■ Activity
The answer is the data below, repeated exactly, with no pictures included.

■ Data to process
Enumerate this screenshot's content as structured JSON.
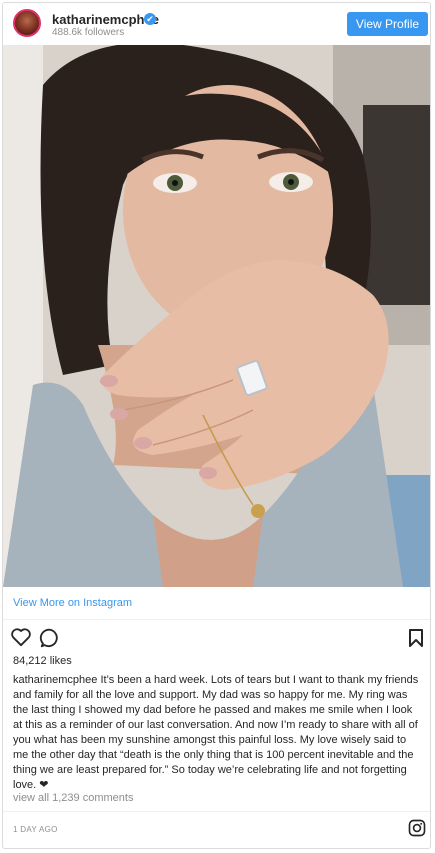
{
  "header": {
    "username": "katharinemcphee",
    "verified_mark": "✔",
    "followers": "488.6k followers",
    "view_profile_label": "View Profile"
  },
  "post": {
    "view_more_label": "View More on Instagram",
    "likes": "84,212 likes",
    "caption_user": "katharinemcphee",
    "caption_text": " It’s been a hard week. Lots of tears but I want to thank my friends and family for all the love and support. My dad was so happy for me. My ring was the last thing I showed my dad before he passed and makes me smile when I look at this as a reminder of our last conversation. And now I’m ready to share with all of you what has been my sunshine amongst this painful loss. My love wisely said to me the other day that “death is the only thing that is 100 percent inevitable and the thing we are least prepared for.” So today we’re celebrating life and not forgetting love. ❤",
    "comments_label": "view all 1,239 comments",
    "timestamp": "1 DAY AGO"
  },
  "icons": {
    "like": "heart-icon",
    "comment": "comment-icon",
    "save": "bookmark-icon",
    "instagram": "instagram-icon"
  },
  "colors": {
    "accent": "#3897f0",
    "text": "#262626",
    "muted": "#8e8e8e"
  }
}
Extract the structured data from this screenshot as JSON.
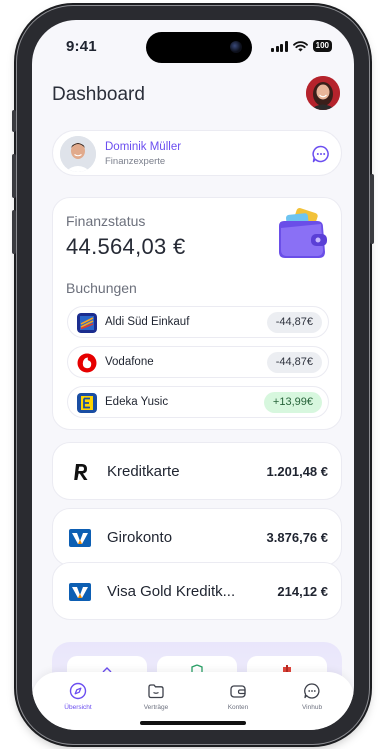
{
  "status_bar": {
    "time": "9:41",
    "battery": "100"
  },
  "header": {
    "title": "Dashboard",
    "avatar_icon": "user-avatar"
  },
  "advisor": {
    "name": "Dominik Müller",
    "role": "Finanzexperte",
    "action_icon": "chat-bubble-icon"
  },
  "finance": {
    "label": "Finanzstatus",
    "amount": "44.564,03 €",
    "illustration": "wallet-icon",
    "bookings_label": "Buchungen",
    "bookings": [
      {
        "name": "Aldi Süd Einkauf",
        "amount": "-44,87€",
        "logo": "aldi-logo",
        "positive": false
      },
      {
        "name": "Vodafone",
        "amount": "-44,87€",
        "logo": "vodafone-logo",
        "positive": false
      },
      {
        "name": "Edeka Yusic",
        "amount": "+13,99€",
        "logo": "edeka-logo",
        "positive": true
      }
    ]
  },
  "accounts": [
    {
      "name": "Kreditkarte",
      "value": "1.201,48 €",
      "icon": "revolut-logo"
    },
    {
      "name": "Girokonto",
      "value": "3.876,76 €",
      "icon": "volksbank-logo"
    },
    {
      "name": "Visa Gold Kreditk...",
      "value": "214,12 €",
      "icon": "volksbank-logo"
    }
  ],
  "tabs": [
    {
      "label": "Übersicht",
      "icon": "compass-icon",
      "active": true
    },
    {
      "label": "Verträge",
      "icon": "folder-icon",
      "active": false
    },
    {
      "label": "Konten",
      "icon": "wallet-icon",
      "active": false
    },
    {
      "label": "Vinhub",
      "icon": "chat-icon",
      "active": false
    }
  ],
  "colors": {
    "accent": "#6b4ef0",
    "positive_bg": "#d7f7de",
    "negative_bg": "#eceef2"
  }
}
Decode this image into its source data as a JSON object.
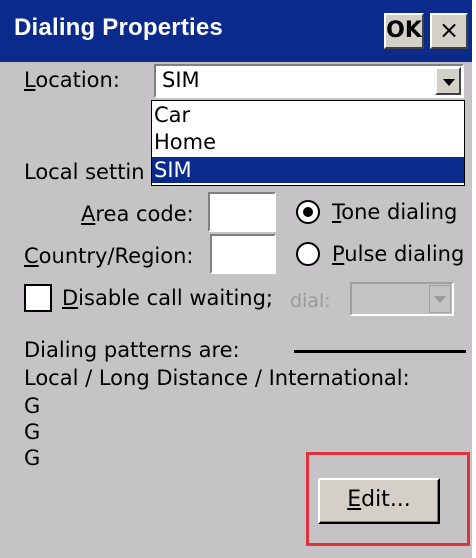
{
  "window": {
    "title": "Dialing Properties",
    "ok_label": "OK",
    "close_glyph": "×"
  },
  "location": {
    "label_mnemonic": "L",
    "label_rest": "ocation:",
    "selected": "SIM",
    "options": [
      "Car",
      "Home",
      "SIM"
    ]
  },
  "local_settings": {
    "label_visible": "Local settin"
  },
  "area_code": {
    "label_mnemonic": "A",
    "label_rest": "rea code:",
    "value": ""
  },
  "country_region": {
    "label_mnemonic": "C",
    "label_rest": "ountry/Region:",
    "value": ""
  },
  "tone_dialing": {
    "label_mnemonic": "T",
    "label_rest": "one dialing",
    "checked": true
  },
  "pulse_dialing": {
    "label_mnemonic": "P",
    "label_rest": "ulse dialing",
    "checked": false
  },
  "disable_call_waiting": {
    "label_mnemonic": "D",
    "label_rest": "isable call waiting;",
    "checked": false
  },
  "dial": {
    "label": "dial:",
    "value": ""
  },
  "patterns": {
    "heading": "Dialing patterns are:",
    "subheading": "Local / Long Distance / International:",
    "values": [
      "G",
      "G",
      "G"
    ]
  },
  "edit_button": {
    "label_mnemonic": "E",
    "label_rest": "dit..."
  },
  "colors": {
    "titlebar": "#0a2a8c",
    "dialog_bg": "#c6c3c6",
    "highlight": "#e0323c"
  }
}
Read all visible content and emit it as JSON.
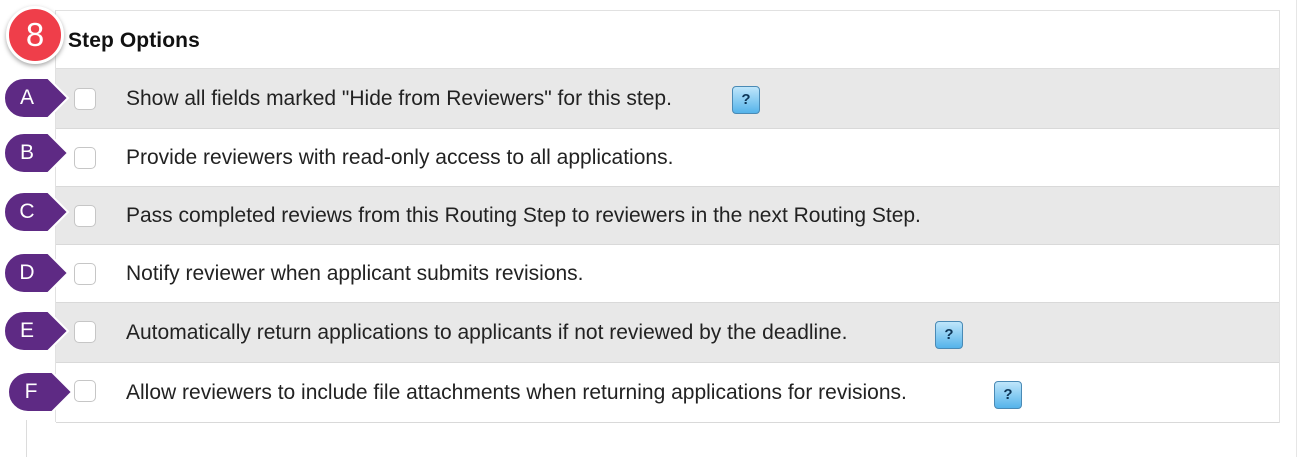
{
  "step_badge": "8",
  "panel": {
    "title": "Step Options"
  },
  "options": [
    {
      "marker": "A",
      "label": "Show all fields marked \"Hide from Reviewers\" for this step.",
      "help": "?",
      "checked": false
    },
    {
      "marker": "B",
      "label": "Provide reviewers with read-only access to all applications.",
      "checked": false
    },
    {
      "marker": "C",
      "label": "Pass completed reviews from this Routing Step to reviewers in the next Routing Step.",
      "checked": false
    },
    {
      "marker": "D",
      "label": "Notify reviewer when applicant submits revisions.",
      "checked": false
    },
    {
      "marker": "E",
      "label": "Automatically return applications to applicants if not reviewed by the deadline.",
      "help": "?",
      "checked": false
    },
    {
      "marker": "F",
      "label": "Allow reviewers to include file attachments when returning applications for revisions.",
      "help": "?",
      "checked": false
    }
  ],
  "colors": {
    "badge": "#ef3e4a",
    "marker": "#5e2a84",
    "row_shaded": "#e8e8e8",
    "help_button": "#55b3ea"
  },
  "icons": {
    "help": "question-mark-icon",
    "marker": "callout-pin-icon"
  }
}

■ Answer below
Enumerate this screenshot's content as structured JSON.
{
  "header": {
    "username": "katharinemcphee",
    "verified_mark": "✔",
    "followers": "488.6k followers",
    "view_profile_label": "View Profile"
  },
  "post": {
    "view_more_label": "View More on Instagram",
    "likes": "84,212 likes",
    "caption_user": "katharinemcphee",
    "caption_text": " It’s been a hard week. Lots of tears but I want to thank my friends and family for all the love and support. My dad was so happy for me. My ring was the last thing I showed my dad before he passed and makes me smile when I look at this as a reminder of our last conversation. And now I’m ready to share with all of you what has been my sunshine amongst this painful loss. My love wisely said to me the other day that “death is the only thing that is 100 percent inevitable and the thing we are least prepared for.” So today we’re celebrating life and not forgetting love. ❤",
    "comments_label": "view all 1,239 comments",
    "timestamp": "1 DAY AGO"
  },
  "icons": {
    "like": "heart-icon",
    "comment": "comment-icon",
    "save": "bookmark-icon",
    "instagram": "instagram-icon"
  },
  "colors": {
    "accent": "#3897f0",
    "text": "#262626",
    "muted": "#8e8e8e"
  }
}
Extract the structured data from this screenshot as JSON.
{
  "status_bar": {
    "time": "9:41",
    "battery": "100"
  },
  "header": {
    "title": "Dashboard",
    "avatar_icon": "user-avatar"
  },
  "advisor": {
    "name": "Dominik Müller",
    "role": "Finanzexperte",
    "action_icon": "chat-bubble-icon"
  },
  "finance": {
    "label": "Finanzstatus",
    "amount": "44.564,03 €",
    "illustration": "wallet-icon",
    "bookings_label": "Buchungen",
    "bookings": [
      {
        "name": "Aldi Süd Einkauf",
        "amount": "-44,87€",
        "logo": "aldi-logo",
        "positive": false
      },
      {
        "name": "Vodafone",
        "amount": "-44,87€",
        "logo": "vodafone-logo",
        "positive": false
      },
      {
        "name": "Edeka Yusic",
        "amount": "+13,99€",
        "logo": "edeka-logo",
        "positive": true
      }
    ]
  },
  "accounts": [
    {
      "name": "Kreditkarte",
      "value": "1.201,48 €",
      "icon": "revolut-logo"
    },
    {
      "name": "Girokonto",
      "value": "3.876,76 €",
      "icon": "volksbank-logo"
    },
    {
      "name": "Visa Gold Kreditk...",
      "value": "214,12 €",
      "icon": "volksbank-logo"
    }
  ],
  "tabs": [
    {
      "label": "Übersicht",
      "icon": "compass-icon",
      "active": true
    },
    {
      "label": "Verträge",
      "icon": "folder-icon",
      "active": false
    },
    {
      "label": "Konten",
      "icon": "wallet-icon",
      "active": false
    },
    {
      "label": "Vinhub",
      "icon": "chat-icon",
      "active": false
    }
  ],
  "colors": {
    "accent": "#6b4ef0",
    "positive_bg": "#d7f7de",
    "negative_bg": "#eceef2"
  }
}
Decode this image into its source data as a JSON object.
{
  "window": {
    "title": "Dialing Properties",
    "ok_label": "OK",
    "close_glyph": "×"
  },
  "location": {
    "label_mnemonic": "L",
    "label_rest": "ocation:",
    "selected": "SIM",
    "options": [
      "Car",
      "Home",
      "SIM"
    ]
  },
  "local_settings": {
    "label_visible": "Local settin"
  },
  "area_code": {
    "label_mnemonic": "A",
    "label_rest": "rea code:",
    "value": ""
  },
  "country_region": {
    "label_mnemonic": "C",
    "label_rest": "ountry/Region:",
    "value": ""
  },
  "tone_dialing": {
    "label_mnemonic": "T",
    "label_rest": "one dialing",
    "checked": true
  },
  "pulse_dialing": {
    "label_mnemonic": "P",
    "label_rest": "ulse dialing",
    "checked": false
  },
  "disable_call_waiting": {
    "label_mnemonic": "D",
    "label_rest": "isable call waiting;",
    "checked": false
  },
  "dial": {
    "label": "dial:",
    "value": ""
  },
  "patterns": {
    "heading": "Dialing patterns are:",
    "subheading": "Local / Long Distance / International:",
    "values": [
      "G",
      "G",
      "G"
    ]
  },
  "edit_button": {
    "label_mnemonic": "E",
    "label_rest": "dit..."
  },
  "colors": {
    "titlebar": "#0a2a8c",
    "dialog_bg": "#c6c3c6",
    "highlight": "#e0323c"
  }
}
Read all visible content and emit it as JSON.
{
  "step_badge": "8",
  "panel": {
    "title": "Step Options"
  },
  "options": [
    {
      "marker": "A",
      "label": "Show all fields marked \"Hide from Reviewers\" for this step.",
      "help": "?",
      "checked": false
    },
    {
      "marker": "B",
      "label": "Provide reviewers with read-only access to all applications.",
      "checked": false
    },
    {
      "marker": "C",
      "label": "Pass completed reviews from this Routing Step to reviewers in the next Routing Step.",
      "checked": false
    },
    {
      "marker": "D",
      "label": "Notify reviewer when applicant submits revisions.",
      "checked": false
    },
    {
      "marker": "E",
      "label": "Automatically return applications to applicants if not reviewed by the deadline.",
      "help": "?",
      "checked": false
    },
    {
      "marker": "F",
      "label": "Allow reviewers to include file attachments when returning applications for revisions.",
      "help": "?",
      "checked": false
    }
  ],
  "colors": {
    "badge": "#ef3e4a",
    "marker": "#5e2a84",
    "row_shaded": "#e8e8e8",
    "help_button": "#55b3ea"
  },
  "icons": {
    "help": "question-mark-icon",
    "marker": "callout-pin-icon"
  }
}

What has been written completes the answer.